According to the World Malaria Report of 2012, there were 145 000 presumed and confirmed cases of malaria in the country during 2011. This was as low as 26 933 in 1990, and reached a peak of 318 000 in 2003. The main factors affecting malaria incidence over this period have been the development of a hydro-agricultural project in the south and the reappraisal of the oases in the north. However, the precise malaria incidence is uncertain because in many health centres, febrile episodes are often considered as malaria, based only on a clinical diagnosis.
Nouakchott, the capital city of Mauritania has undergone rapid and profound demographic changes during the past three decades due to the rural exodus following drought in the 1970s. The city has struggled to cope with the pace and extent of informal urbanization. Poor housing, lack of sanitation and drainage of surface water, and the development of peri-urban orchards, have resulted in extensive mosquito-favourable environments, encouraging the appearance of vector-borne diseases.
The Government of Mauritania has committed to emphasize malaria control as part of the country's Millennium Development Goal (MDG) roadmap and recently allocated US$ 20 million to support the scale-up of MDG 6-related initiatives, including for malaria. Mauritania has been able to increase its domestic contribution to malaria control largely due to strong and steady economic growth of more than 5% per year. Currently an estimated 64% of the population at risk of malaria has access to an insecticide treated net. A further 200 000 nets will be distributed in 2013, but an estimated >1 million nets will be needed to reach the MDG malaria target by 2015. The resources needed to achieve universal coverage with malaria control prevention and treatment interventions are estimated at US$ 45 million over the next five years. All malaria-related activities are implemented under the National Malaria Control Programme (NMCP) located within the Ministry of Health.
World Bank Group Launches New Country Partnership StrategyAllAfrica.comWashington ? The World Bank Group discussed a new Country Partnership Strategy (CPS) for Mauritania today. The four-year strategy, ending in 2016, will guide the World Bank's support for the country. "Mauritania's Country Partnership Strategy reflects ...et plus encore »Read more
Malian refugees began arriving in Mauritania in February 2012; today, almost 70,000 people are living in Mbera camp alone. There, they are far from the conflict, but living conditions are difficult and many children are becoming malnourished.Read more

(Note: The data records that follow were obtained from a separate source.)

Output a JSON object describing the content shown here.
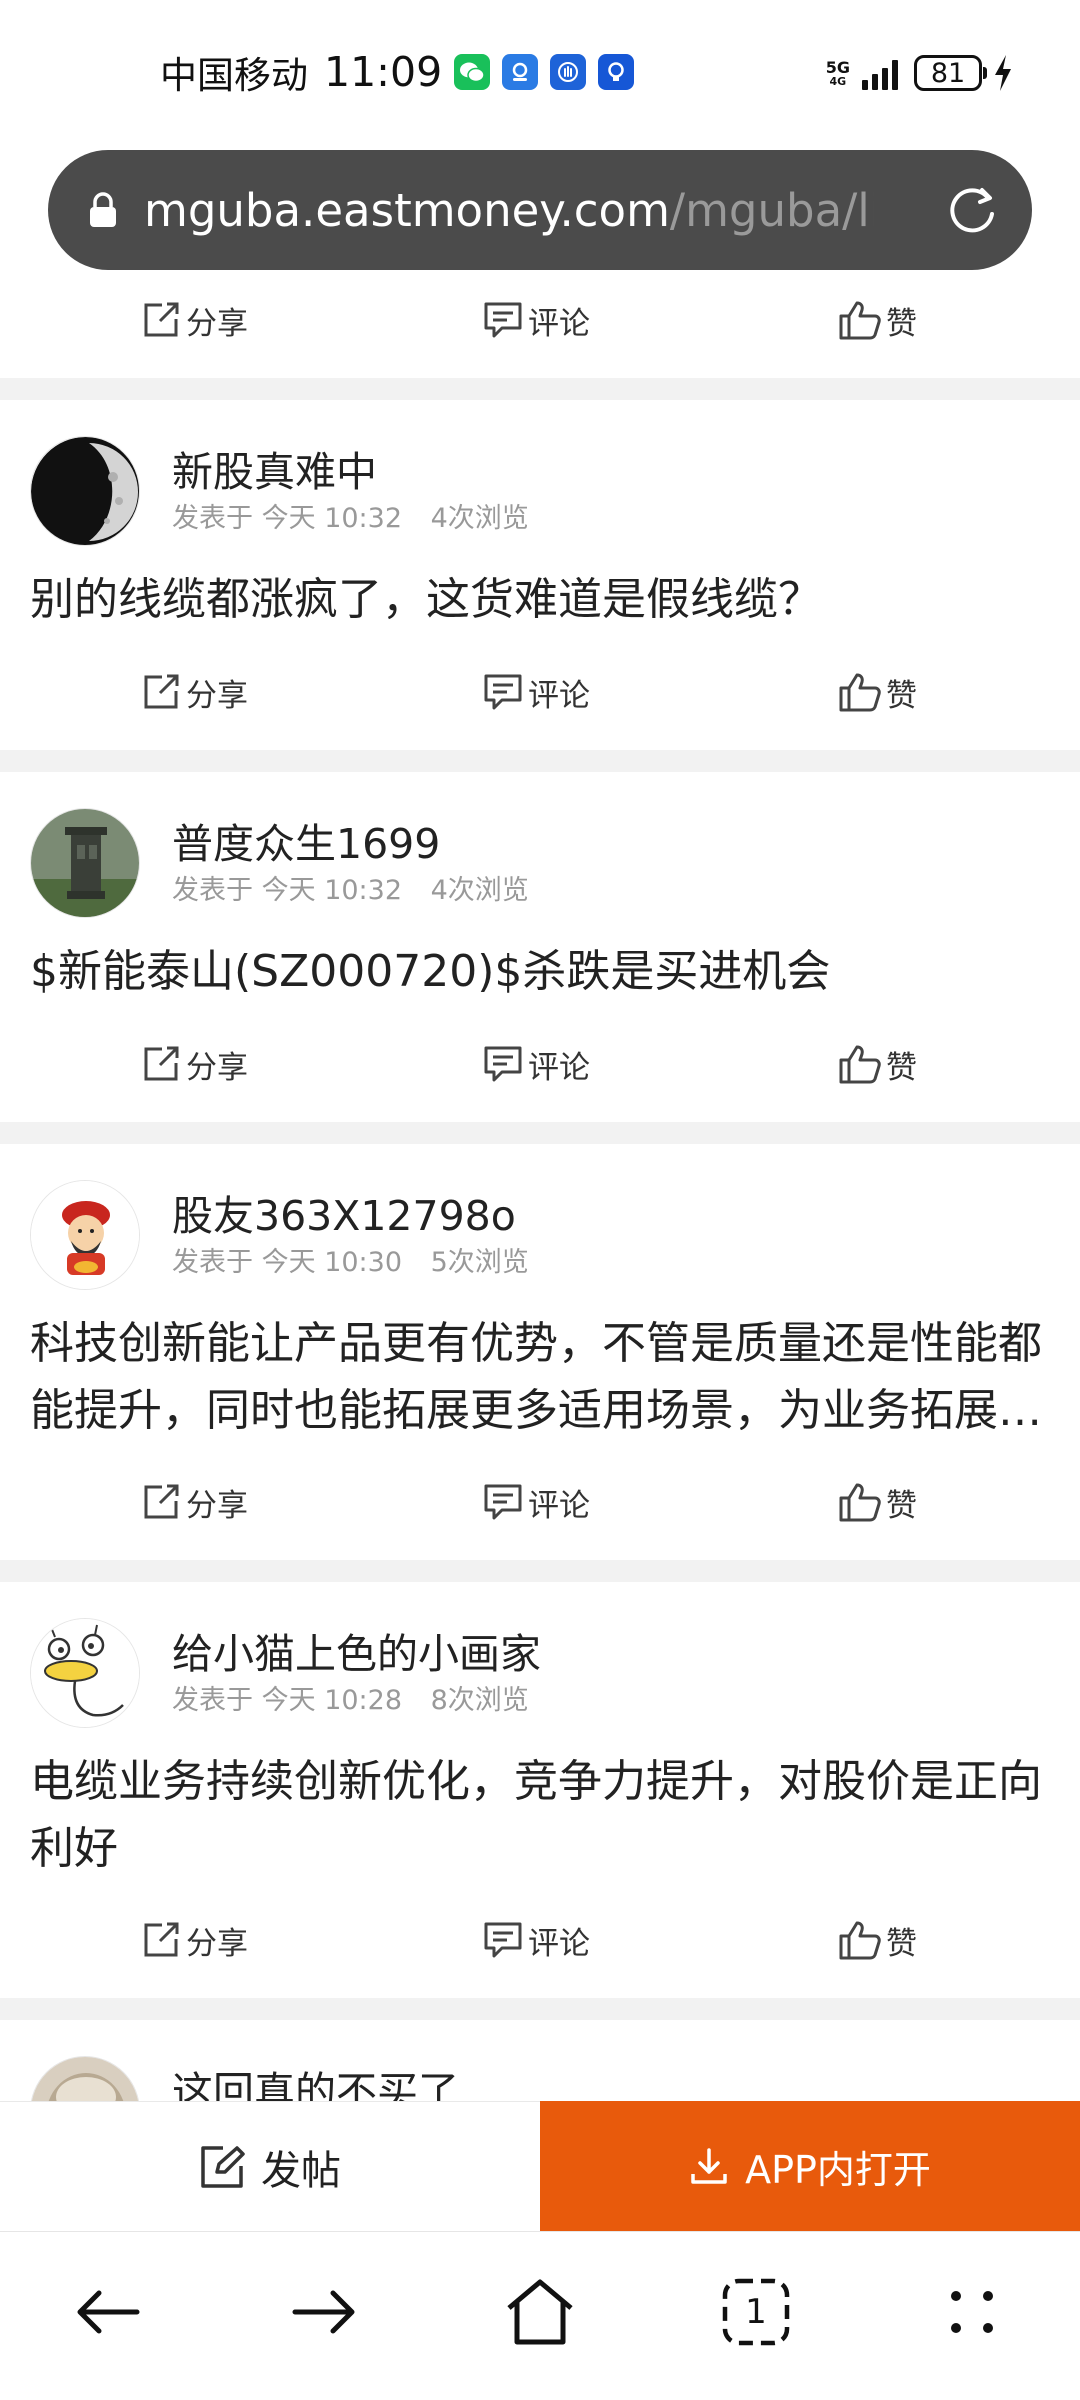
{
  "status_bar": {
    "carrier": "中国移动",
    "time": "11:09",
    "network": "5G",
    "network_sub": "4G",
    "battery": "81",
    "notification_icons": [
      "wechat-icon",
      "assistant-icon",
      "hand-icon",
      "bulb-icon"
    ]
  },
  "browser": {
    "url_domain": "mguba.eastmoney.com",
    "url_path": "/mguba/lis",
    "tab_count": "1"
  },
  "actions": {
    "share": "分享",
    "comment": "评论",
    "like": "赞"
  },
  "posts": [
    {
      "author": "新股真难中",
      "meta_prefix": "发表于",
      "date": "今天",
      "time": "10:32",
      "views": "4次浏览",
      "content": "别的线缆都涨疯了，这货难道是假线缆？",
      "avatar": "moon-avatar"
    },
    {
      "author": "普度众生1699",
      "meta_prefix": "发表于",
      "date": "今天",
      "time": "10:32",
      "views": "4次浏览",
      "content": "$新能泰山(SZ000720)$杀跌是买进机会",
      "avatar": "landscape-avatar"
    },
    {
      "author": "股友363X12798o",
      "meta_prefix": "发表于",
      "date": "今天",
      "time": "10:30",
      "views": "5次浏览",
      "content": "科技创新能让产品更有优势，不管是质量还是性能都能提升，同时也能拓展更多适用场景，为业务拓展提供更多可能",
      "avatar": "fortune-god-avatar"
    },
    {
      "author": "给小猫上色的小画家",
      "meta_prefix": "发表于",
      "date": "今天",
      "time": "10:28",
      "views": "8次浏览",
      "content": "电缆业务持续创新优化，竞争力提升，对股价是正向利好",
      "avatar": "cartoon-bird-avatar"
    },
    {
      "author": "这回真的不买了",
      "avatar": "dog-avatar"
    }
  ],
  "bottom_bar": {
    "compose_label": "发帖",
    "open_app_label": "APP内打开",
    "accent_color": "#e85a0c"
  }
}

The number of consultations in its Mbera camp clinics had risen to 2,500 from 1,500 per week, and that complaints of respiratory infections, diarrhoea, skin infections and malaria were mostly linked to poor living conditions.Read more